If your plants are in pots, you can bring them inside during the coldest portions of winter if you live in a Cold Temperate or Alpine zone where the snow can stay on the ground for more than a day (keep them by the brightest window). In these areas, succulents shouldn’t receive excessive watering. Unless your plant is shriveling and pleading for water, once a month will do.

  • Even varieties of succulents that are prone to burning in the summer may tolerate much more sun throughout the winter. The majority of succulents will prefer more light and sunshine during the winter.
  • Keep your succulents that love the sun in as much sun as you can for the finest color. The temperature also affects the color (colder it gets, more colourful your succulents).
  • Only water your succulents if the potting medium or soil is completely dry and the plant exhibits some signs of shriveling.
  • In the winter, many succulents will flower and many Echeverias will have pups, but all of this sensitive growth will draw aphids. Keep a watch out for these little black, green, and brown pests and get rid of them right away because they can harm your plants and kill young plants and puppies.
  • Despite how difficult it may be, resist the urge to spread. Aeoniums, the majority of sedums, sempervivums, and some crassulas will still reproduce well, but it is typically best to wait until spring.
  • According to our observations, the vast majority of succulent plants can thrive outdoors over the winter without assistance down to 0 degrees Celsius. Succulents are liable to freeze and die when the temperature falls below zero.
  • Deep frosts and snow on the ground shouldn’t harm Sempervivums, some Agaves, and some Sedums. Compared to plants in pots, plants in the ground grow more effectively and are more likely to survive frosts.

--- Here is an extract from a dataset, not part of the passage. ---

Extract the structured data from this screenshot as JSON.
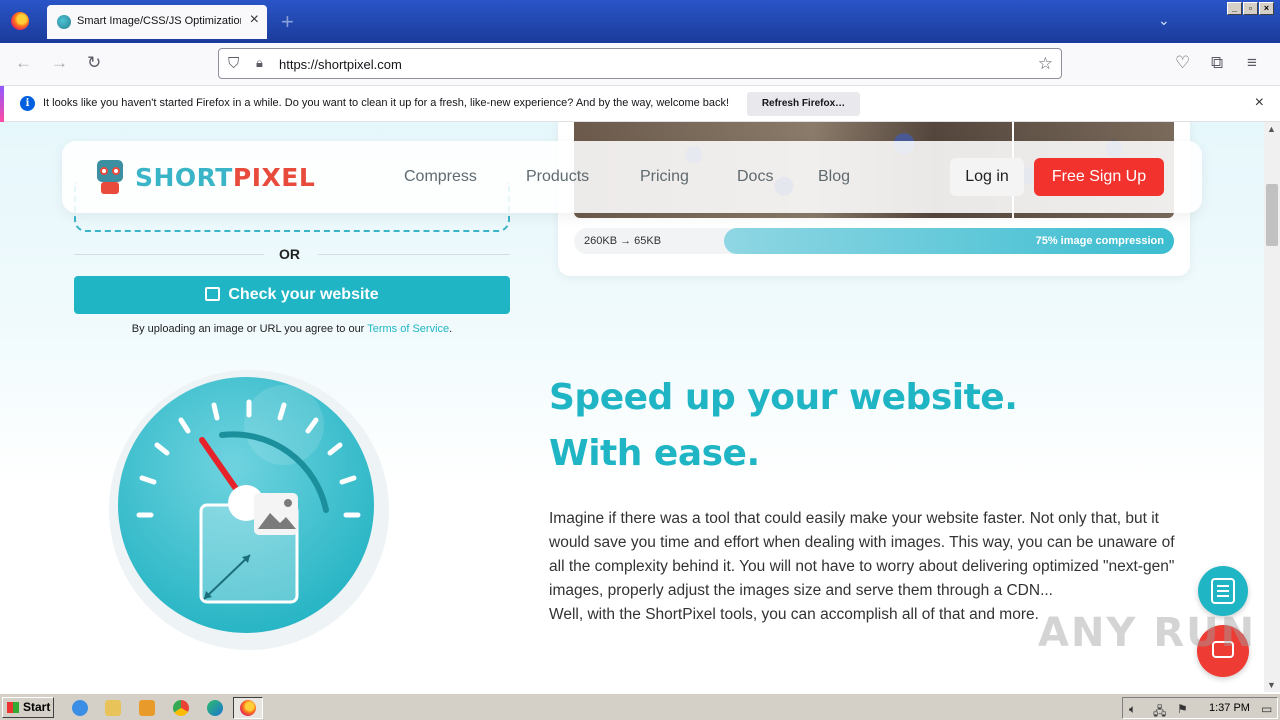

Here are some links to some fantastic accessories that will aid in keeping your succulents safe from freezing temperatures.